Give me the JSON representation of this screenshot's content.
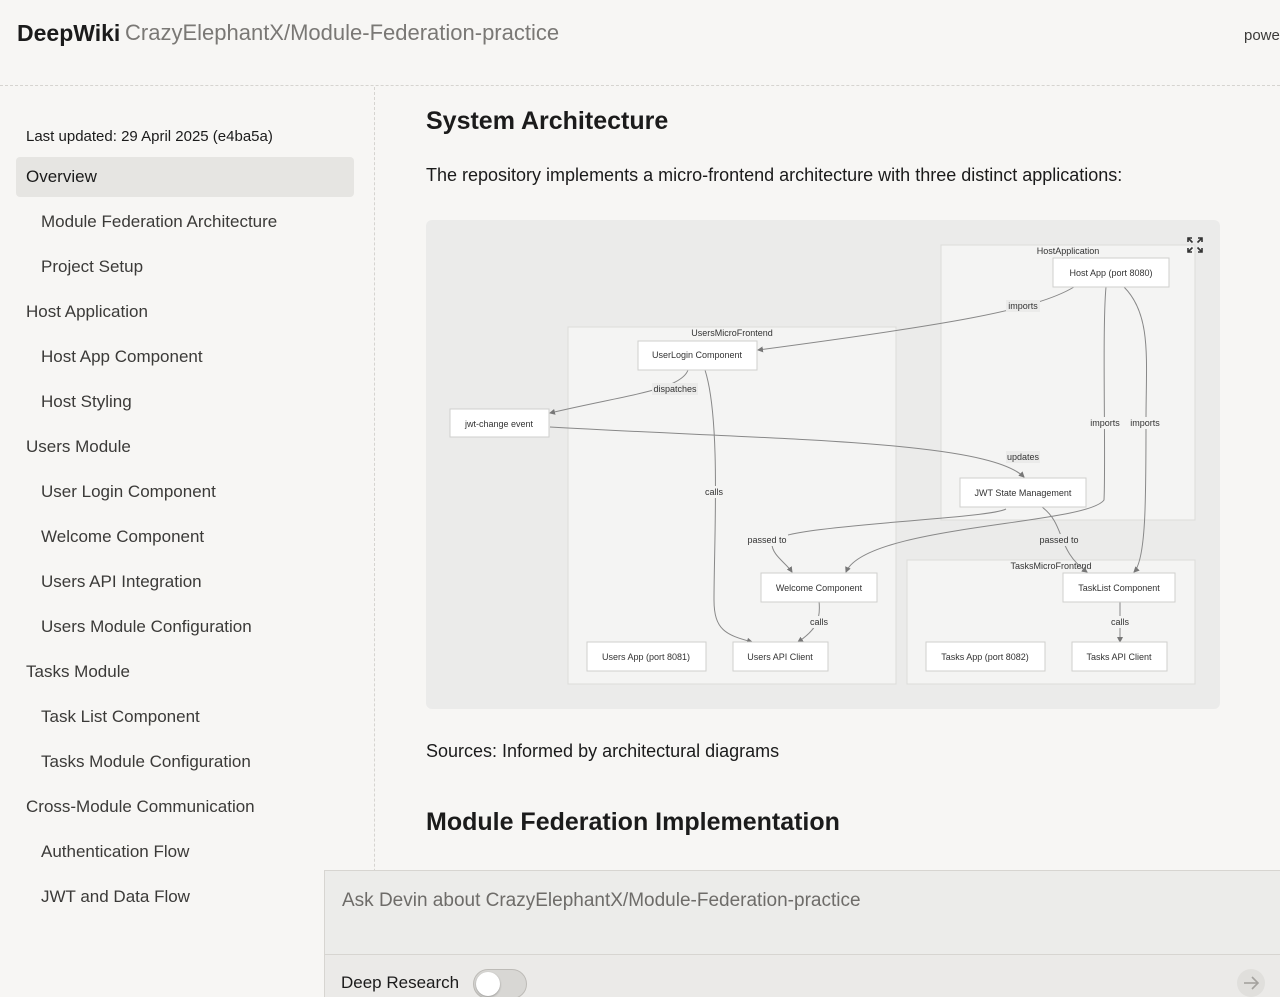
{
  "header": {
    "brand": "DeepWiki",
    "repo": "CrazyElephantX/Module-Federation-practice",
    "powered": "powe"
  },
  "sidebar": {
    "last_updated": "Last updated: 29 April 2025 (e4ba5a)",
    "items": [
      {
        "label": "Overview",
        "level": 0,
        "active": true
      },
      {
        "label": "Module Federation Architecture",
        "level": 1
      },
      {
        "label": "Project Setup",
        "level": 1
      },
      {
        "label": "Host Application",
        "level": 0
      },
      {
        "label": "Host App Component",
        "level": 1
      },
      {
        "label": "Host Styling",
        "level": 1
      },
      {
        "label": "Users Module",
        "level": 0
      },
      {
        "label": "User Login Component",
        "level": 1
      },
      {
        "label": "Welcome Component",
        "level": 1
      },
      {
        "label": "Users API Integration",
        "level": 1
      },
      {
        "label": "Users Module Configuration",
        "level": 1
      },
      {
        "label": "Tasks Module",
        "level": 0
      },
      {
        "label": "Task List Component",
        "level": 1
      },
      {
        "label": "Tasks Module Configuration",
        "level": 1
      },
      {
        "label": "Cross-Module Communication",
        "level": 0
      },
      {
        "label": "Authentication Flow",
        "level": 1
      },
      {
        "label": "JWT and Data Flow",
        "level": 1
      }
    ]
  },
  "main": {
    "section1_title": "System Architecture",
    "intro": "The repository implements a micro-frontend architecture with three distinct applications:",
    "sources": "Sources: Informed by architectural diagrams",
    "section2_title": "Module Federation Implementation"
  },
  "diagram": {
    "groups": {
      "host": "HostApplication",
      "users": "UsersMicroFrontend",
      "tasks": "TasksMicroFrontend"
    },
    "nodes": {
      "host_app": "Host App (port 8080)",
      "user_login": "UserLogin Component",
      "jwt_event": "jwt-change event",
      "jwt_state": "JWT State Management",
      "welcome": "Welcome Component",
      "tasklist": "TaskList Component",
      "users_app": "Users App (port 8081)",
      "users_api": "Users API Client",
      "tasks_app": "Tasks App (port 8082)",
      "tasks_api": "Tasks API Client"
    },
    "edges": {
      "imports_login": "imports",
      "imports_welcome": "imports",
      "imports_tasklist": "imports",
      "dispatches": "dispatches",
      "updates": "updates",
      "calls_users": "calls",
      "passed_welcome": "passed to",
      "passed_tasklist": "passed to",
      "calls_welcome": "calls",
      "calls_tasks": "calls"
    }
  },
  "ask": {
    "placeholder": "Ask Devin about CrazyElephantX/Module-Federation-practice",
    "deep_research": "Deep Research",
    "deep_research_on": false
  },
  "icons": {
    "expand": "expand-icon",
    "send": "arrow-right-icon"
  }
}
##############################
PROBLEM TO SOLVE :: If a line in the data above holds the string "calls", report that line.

REPLY TO THE TASK ::
      "calls_users": "calls",
      "calls_welcome": "calls",
      "calls_tasks": "calls"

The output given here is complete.